### [Required work]
All entries that follow are to be printed exactly as written.

(App and web page records)

------------------------------------------------------------

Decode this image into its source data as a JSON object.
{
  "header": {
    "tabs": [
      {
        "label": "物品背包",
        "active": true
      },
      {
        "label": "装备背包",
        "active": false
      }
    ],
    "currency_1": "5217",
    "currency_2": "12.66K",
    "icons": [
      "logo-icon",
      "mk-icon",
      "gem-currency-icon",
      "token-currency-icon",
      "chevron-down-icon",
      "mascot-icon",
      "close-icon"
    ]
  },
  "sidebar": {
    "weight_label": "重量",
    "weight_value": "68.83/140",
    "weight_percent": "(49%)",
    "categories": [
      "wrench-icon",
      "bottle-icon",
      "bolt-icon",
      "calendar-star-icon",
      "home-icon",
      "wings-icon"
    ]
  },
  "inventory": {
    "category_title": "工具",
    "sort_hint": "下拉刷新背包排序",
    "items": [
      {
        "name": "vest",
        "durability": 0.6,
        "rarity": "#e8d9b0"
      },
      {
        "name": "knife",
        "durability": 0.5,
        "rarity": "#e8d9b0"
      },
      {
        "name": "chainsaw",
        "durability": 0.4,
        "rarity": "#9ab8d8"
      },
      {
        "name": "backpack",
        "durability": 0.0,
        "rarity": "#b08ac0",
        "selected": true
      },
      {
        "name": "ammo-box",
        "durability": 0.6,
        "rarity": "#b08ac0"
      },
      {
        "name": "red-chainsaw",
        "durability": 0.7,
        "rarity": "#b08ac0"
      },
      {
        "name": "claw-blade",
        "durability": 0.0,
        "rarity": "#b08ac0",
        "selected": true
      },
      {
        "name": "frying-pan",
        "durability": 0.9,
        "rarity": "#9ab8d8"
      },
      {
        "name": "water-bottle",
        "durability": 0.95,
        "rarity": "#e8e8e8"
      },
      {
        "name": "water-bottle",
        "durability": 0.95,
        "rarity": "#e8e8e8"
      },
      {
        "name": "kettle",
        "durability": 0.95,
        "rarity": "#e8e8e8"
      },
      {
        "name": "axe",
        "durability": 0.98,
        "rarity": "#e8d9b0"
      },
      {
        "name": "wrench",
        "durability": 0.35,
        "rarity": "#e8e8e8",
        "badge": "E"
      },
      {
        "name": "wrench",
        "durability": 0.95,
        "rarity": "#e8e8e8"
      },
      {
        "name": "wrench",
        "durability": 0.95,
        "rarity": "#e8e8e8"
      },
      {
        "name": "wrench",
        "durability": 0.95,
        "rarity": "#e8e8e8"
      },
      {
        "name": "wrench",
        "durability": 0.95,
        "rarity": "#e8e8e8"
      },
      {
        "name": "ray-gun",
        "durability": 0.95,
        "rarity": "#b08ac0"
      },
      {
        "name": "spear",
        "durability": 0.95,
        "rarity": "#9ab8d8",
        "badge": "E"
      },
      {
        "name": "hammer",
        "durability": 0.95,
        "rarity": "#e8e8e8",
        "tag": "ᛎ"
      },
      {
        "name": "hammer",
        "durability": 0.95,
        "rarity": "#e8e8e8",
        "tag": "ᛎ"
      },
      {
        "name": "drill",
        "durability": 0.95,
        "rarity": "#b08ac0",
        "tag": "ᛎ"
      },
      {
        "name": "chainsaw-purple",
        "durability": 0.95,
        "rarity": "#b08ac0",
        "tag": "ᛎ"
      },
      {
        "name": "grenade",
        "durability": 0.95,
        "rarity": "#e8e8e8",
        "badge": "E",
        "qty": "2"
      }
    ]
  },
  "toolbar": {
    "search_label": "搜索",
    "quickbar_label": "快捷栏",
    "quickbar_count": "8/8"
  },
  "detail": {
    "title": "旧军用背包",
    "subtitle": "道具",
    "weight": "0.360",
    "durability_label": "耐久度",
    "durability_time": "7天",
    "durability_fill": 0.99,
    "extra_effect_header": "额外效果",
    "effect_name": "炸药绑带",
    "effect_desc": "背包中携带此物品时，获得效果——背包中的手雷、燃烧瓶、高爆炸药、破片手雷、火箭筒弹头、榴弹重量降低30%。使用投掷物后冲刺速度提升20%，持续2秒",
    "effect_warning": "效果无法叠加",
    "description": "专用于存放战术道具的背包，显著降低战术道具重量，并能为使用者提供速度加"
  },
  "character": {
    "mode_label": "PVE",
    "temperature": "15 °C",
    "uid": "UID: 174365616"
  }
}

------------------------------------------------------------

### [Written reply]
Decode this image into its source data as a JSON object.
{
  "header": {
    "tabs": [
      {
        "label": "物品背包",
        "active": true
      },
      {
        "label": "装备背包",
        "active": false
      }
    ],
    "currency_1": "5217",
    "currency_2": "12.66K",
    "icons": [
      "logo-icon",
      "mk-icon",
      "gem-currency-icon",
      "token-currency-icon",
      "chevron-down-icon",
      "mascot-icon",
      "close-icon"
    ]
  },
  "sidebar": {
    "weight_label": "重量",
    "weight_value": "68.83/140",
    "weight_percent": "(49%)",
    "categories": [
      "wrench-icon",
      "bottle-icon",
      "bolt-icon",
      "calendar-star-icon",
      "home-icon",
      "wings-icon"
    ]
  },
  "inventory": {
    "category_title": "工具",
    "sort_hint": "下拉刷新背包排序",
    "items": [
      {
        "name": "vest",
        "durability": 0.6,
        "rarity": "#e8d9b0"
      },
      {
        "name": "knife",
        "durability": 0.5,
        "rarity": "#e8d9b0"
      },
      {
        "name": "chainsaw",
        "durability": 0.4,
        "rarity": "#9ab8d8"
      },
      {
        "name": "backpack",
        "durability": 0.0,
        "rarity": "#b08ac0",
        "selected": true
      },
      {
        "name": "ammo-box",
        "durability": 0.6,
        "rarity": "#b08ac0"
      },
      {
        "name": "red-chainsaw",
        "durability": 0.7,
        "rarity": "#b08ac0"
      },
      {
        "name": "claw-blade",
        "durability": 0.0,
        "rarity": "#b08ac0",
        "selected": true
      },
      {
        "name": "frying-pan",
        "durability": 0.9,
        "rarity": "#9ab8d8"
      },
      {
        "name": "water-bottle",
        "durability": 0.95,
        "rarity": "#e8e8e8"
      },
      {
        "name": "water-bottle",
        "durability": 0.95,
        "rarity": "#e8e8e8"
      },
      {
        "name": "kettle",
        "durability": 0.95,
        "rarity": "#e8e8e8"
      },
      {
        "name": "axe",
        "durability": 0.98,
        "rarity": "#e8d9b0"
      },
      {
        "name": "wrench",
        "durability": 0.35,
        "rarity": "#e8e8e8",
        "badge": "E"
      },
      {
        "name": "wrench",
        "durability": 0.95,
        "rarity": "#e8e8e8"
      },
      {
        "name": "wrench",
        "durability": 0.95,
        "rarity": "#e8e8e8"
      },
      {
        "name": "wrench",
        "durability": 0.95,
        "rarity": "#e8e8e8"
      },
      {
        "name": "wrench",
        "durability": 0.95,
        "rarity": "#e8e8e8"
      },
      {
        "name": "ray-gun",
        "durability": 0.95,
        "rarity": "#b08ac0"
      },
      {
        "name": "spear",
        "durability": 0.95,
        "rarity": "#9ab8d8",
        "badge": "E"
      },
      {
        "name": "hammer",
        "durability": 0.95,
        "rarity": "#e8e8e8",
        "tag": "ᛎ"
      },
      {
        "name": "hammer",
        "durability": 0.95,
        "rarity": "#e8e8e8",
        "tag": "ᛎ"
      },
      {
        "name": "drill",
        "durability": 0.95,
        "rarity": "#b08ac0",
        "tag": "ᛎ"
      },
      {
        "name": "chainsaw-purple",
        "durability": 0.95,
        "rarity": "#b08ac0",
        "tag": "ᛎ"
      },
      {
        "name": "grenade",
        "durability": 0.95,
        "rarity": "#e8e8e8",
        "badge": "E",
        "qty": "2"
      }
    ]
  },
  "toolbar": {
    "search_label": "搜索",
    "quickbar_label": "快捷栏",
    "quickbar_count": "8/8"
  },
  "detail": {
    "title": "旧军用背包",
    "subtitle": "道具",
    "weight": "0.360",
    "durability_label": "耐久度",
    "durability_time": "7天",
    "durability_fill": 0.99,
    "extra_effect_header": "额外效果",
    "effect_name": "炸药绑带",
    "effect_desc": "背包中携带此物品时，获得效果——背包中的手雷、燃烧瓶、高爆炸药、破片手雷、火箭筒弹头、榴弹重量降低30%。使用投掷物后冲刺速度提升20%，持续2秒",
    "effect_warning": "效果无法叠加",
    "description": "专用于存放战术道具的背包，显著降低战术道具重量，并能为使用者提供速度加"
  },
  "character": {
    "mode_label": "PVE",
    "temperature": "15 °C",
    "uid": "UID: 174365616"
  }
}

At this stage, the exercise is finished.